Breed Appearance The breed is large and heavy-boned with great physical strength, but is still agile enough to perform the all-purpose farm duties it was originally
used for. It's breed standard calls for a black, white, and rust colored coat.
Breed Description Head: Powerful without bulkiness. Broad, flat skull. Stop not pronounced. Powerful muzzle. Black lips. Ears: Medium size, set on moderately high, triangular, hanging flat against the cheeks. Eyes: Medium size, almond shape. Hazelnut or chestnut color. Body: Powerful but not massive. Powerful, thick neck without dewlap. Broad, well let down chest. Broad forechest. Belly and
flanks slightly tucked up. Tail: Thick, hanging down and reaching the hocks at rest. Hair: Medium length, dense. Thick undercoat. Coat: Black background with symmetrical rich rust and white markings. Rust markings between the black and white markings on
the cheeks, above the eyes, inside the ears, on each side of the chest, on all four legs, and under the tail. White blaze and
muzzle; white markings on forechest, feet, and tip of the tail. Size: Dog: 65 to 72 cm Bitch: 60 to 68 cm. Weight: Dog: approx. 40 kg Bitch: approx. 35 kg
History The ancestors of the Greater Swiss Mountain Dog are the powerful tri-color dogs referred to as (butcher mastiffs.) In the
latter Middle Ages, this breed went to battle with Swiss soldiers. In 1908, two Short-haired Bernese Mountain Dogs were
exhibited at a show. Dr. Albert Heim was present at the show and recognized them as survivors of the large butcher mastiffs
that were on the verge of extinction. In 1909, the Swiss registry recognized the variety as a distinct breed. The Greater
Swiss Mountain Dog club, created in 1912, implemented a breeding program to restore the breed. The standard for the Greater
Swiss Mountain Dog was published for the first time by the FCI in 1939.
Behavior This attentive, alert dog has remarkable endurance. He is easy to train and serves many purposes, such as guard dog protecting
cattle, farms, and homes, draft dog, and rescue dog searching out victims buried in avalanches. As a pet, he is loyal and gentle

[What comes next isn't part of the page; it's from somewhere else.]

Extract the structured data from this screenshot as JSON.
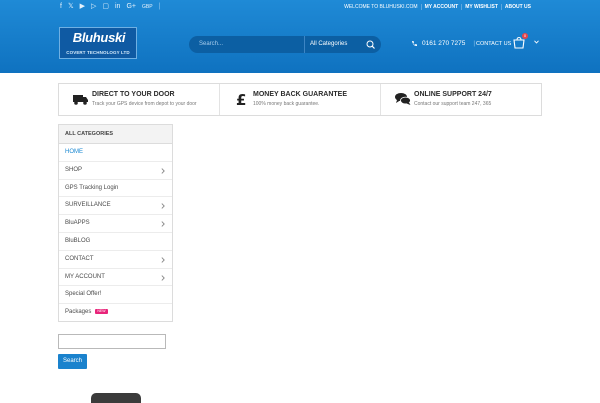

and very fond of children.
Health It is relatively healthy for its size and tends to have far fewer problems than more popular breeds in its size range.
Advice The Greater Swiss Mountain Dog needs a lot of exercise and room to run. Regular brushing is
Function Cattle Driver, Draft Dog, Guard Dog, Rescue Dog, Pet.